Luxembourg, the first country to have free public transport?
The governments seeks to reduce traffic congestion and preserve the environment

Free public transport in Luxembourg?

Free public transport is slowly becoming a reality worldwide. Many municipalities offer zero-fare routes and the measure is expanding to bigger cities. Tallin offers free public transport since 2013, except for the train. This March, the Mayor of Paris, Anne Hidalgo, announced the launch of a study mission on the possibility of no fares in Ile-de-France. Now, Luxembourg wants to go a step further. The Great Duchy hopes to become the first country to offer all its public transport for free.

Last week, the the new government at Luxembourg signed a coalition agreement. This stated that “free public transport will be introduced on the territory of the Grand Duchy of Luxembourg during the first quarter of 2020”. The measure is expected to affect trains, buses and trams.

Since August 1st 2018, people under 20 do not need a ticket to travel on the national network. In the following months, the measure should apply to the entire population. Several points, however, still need to be clarified. For instance, 1st and 2nd class compartments on trains.


Reduce traffic congestion and preserve the environment

The main objective behind free public transport in Luxembourg is to reduce traffic congestion and to preserve the environment. By removing fares, the government expects to encourage people to leave their cars in the garage and use public transport instead.

Luxembourg has only 600,000 inhabitants, but suffers from some of the worst traffic congestion in the world. Around 200,000 people living in France, Belgium and Germany cross the border every day to work in the Grand Duchy. The capital, Luxembourg City, is home to around 110,000 people, but a further 400,000 commute into the city to work. A study suggested that drivers in the capital spent an average of 33 hours in traffic jams in 2016.


Reluctance to free public transport

According to the Ministry of Transport, operating public transport in Luxembourg costs 491 million euros. Tickets and subscription only account for 40 million annually. Thus, the abolition of fare should not have a truly significant impact.

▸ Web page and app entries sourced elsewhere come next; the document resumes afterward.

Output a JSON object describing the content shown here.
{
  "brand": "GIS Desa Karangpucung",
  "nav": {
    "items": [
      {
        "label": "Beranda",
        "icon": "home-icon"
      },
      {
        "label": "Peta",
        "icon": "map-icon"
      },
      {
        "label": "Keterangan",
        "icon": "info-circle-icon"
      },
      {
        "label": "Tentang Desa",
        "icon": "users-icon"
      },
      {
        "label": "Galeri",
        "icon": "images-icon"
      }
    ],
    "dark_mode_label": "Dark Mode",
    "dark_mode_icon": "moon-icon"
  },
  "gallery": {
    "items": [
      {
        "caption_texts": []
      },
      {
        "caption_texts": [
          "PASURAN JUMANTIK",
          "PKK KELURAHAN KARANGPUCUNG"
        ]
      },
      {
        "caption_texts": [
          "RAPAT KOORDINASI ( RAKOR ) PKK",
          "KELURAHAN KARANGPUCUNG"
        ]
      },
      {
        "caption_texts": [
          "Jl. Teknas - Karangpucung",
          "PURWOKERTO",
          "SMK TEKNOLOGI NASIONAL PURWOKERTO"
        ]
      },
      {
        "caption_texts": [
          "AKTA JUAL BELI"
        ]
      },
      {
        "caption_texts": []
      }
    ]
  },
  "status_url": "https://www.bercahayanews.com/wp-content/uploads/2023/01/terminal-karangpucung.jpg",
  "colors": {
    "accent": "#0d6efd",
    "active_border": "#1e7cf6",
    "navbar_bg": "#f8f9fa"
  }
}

Nevertheless, some people oppose to free public transport because ticket sales generate jobs. “As long as it is not clarified, we cannot accept that,” said Georges Merenz, president of the FNCTTFEL-Landesverband, the main transport union in the Grand Duchy. Merenz also pointed out that the measure would not benefit the inhabitants of rural areas. In addition, he wondered about its application to cross-border workers who use public transport.